A total solar eclipse, which saw the moon block out the sun for 58 seconds, attracted both professional and amateur cosmologists to a remote area of Western Australia on Thursday.
Observers parked their caravans, set up telescopes, and put on safety goggles at Exmouth, Australia’s northwest, to watch the moon appear to creep over the sun’s surface before totality.
According to John Lattanzio of the Astronomical Society of Australia, “many people become addicted to that minute or so of eerie otherworldliness.”
They tour the globe as “eclipse chasers,” seeking out new viewing opportunities.
According to witnesses, the totality took place around 11:29:48 local time, bringing with it darkness and a ghostly calm.
After less than a minute, the arid outback was once more illuminated.
The eclipse provided scientists with a chance to see the sun’s corona, which is typically hidden by its dazzling rays, as well as being entertaining and maybe moving for viewers.
In order to support his theory that light can bend, Albert Einstein once experienced a comparable eclipse.
This time, East Timor and West Papua inhabitants will also be able to see the totality.

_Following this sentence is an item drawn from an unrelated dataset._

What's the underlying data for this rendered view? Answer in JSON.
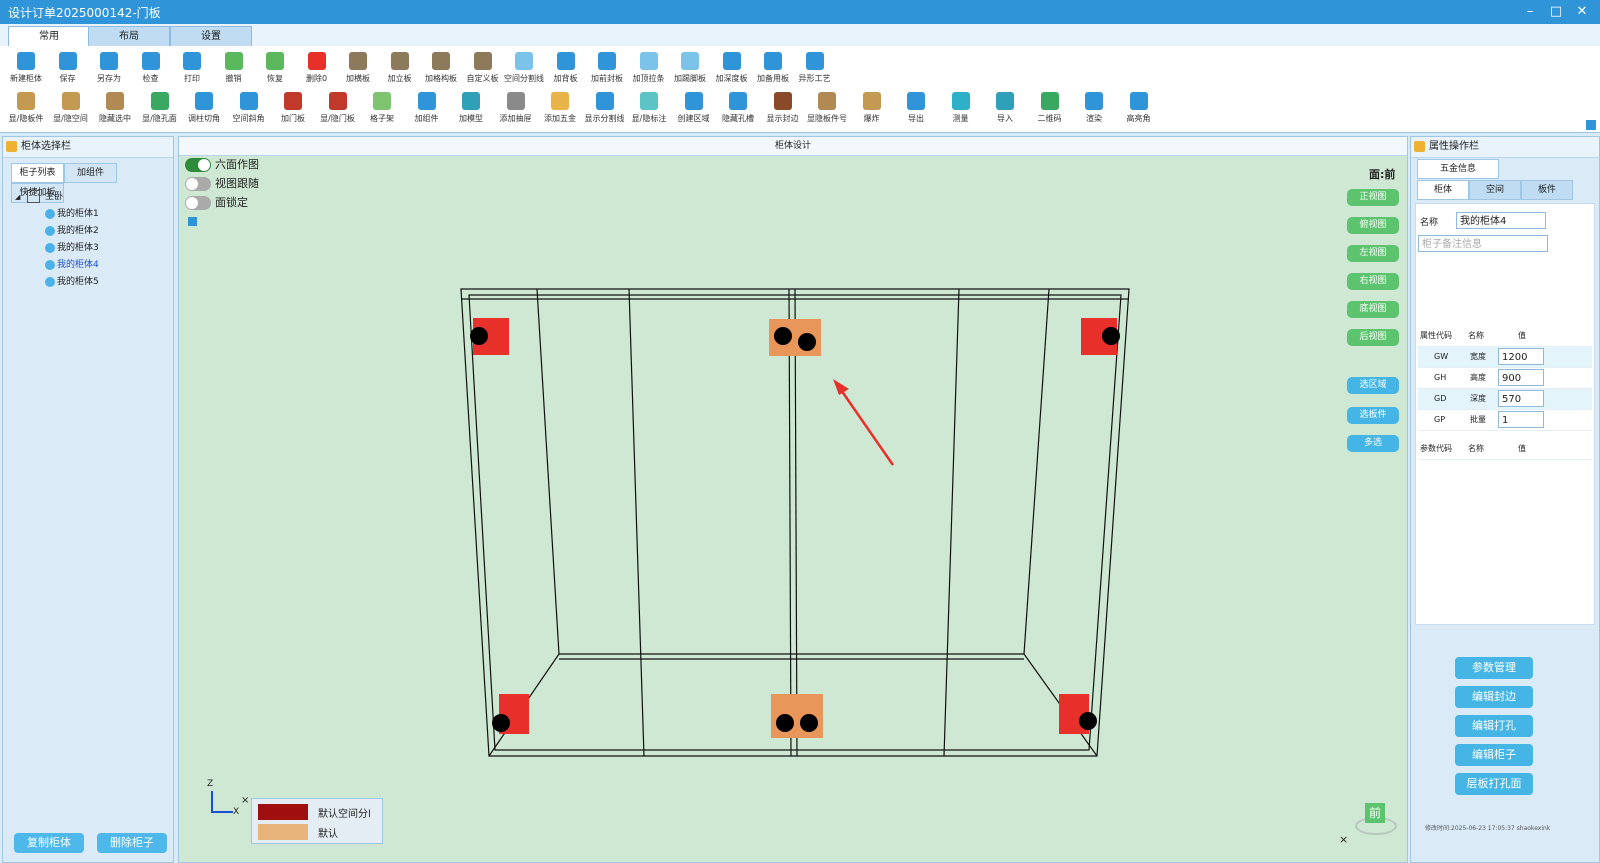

Less than 20% of the sun’s light was obscured by the moon in Sydney, which was on another continent. But there is some comfort for the citizens of the city.
Its five million inhabitants will see their own complete solar eclipse on July 22, 2028; it will be one of five that will pass across Australia in the ensuing 15 years.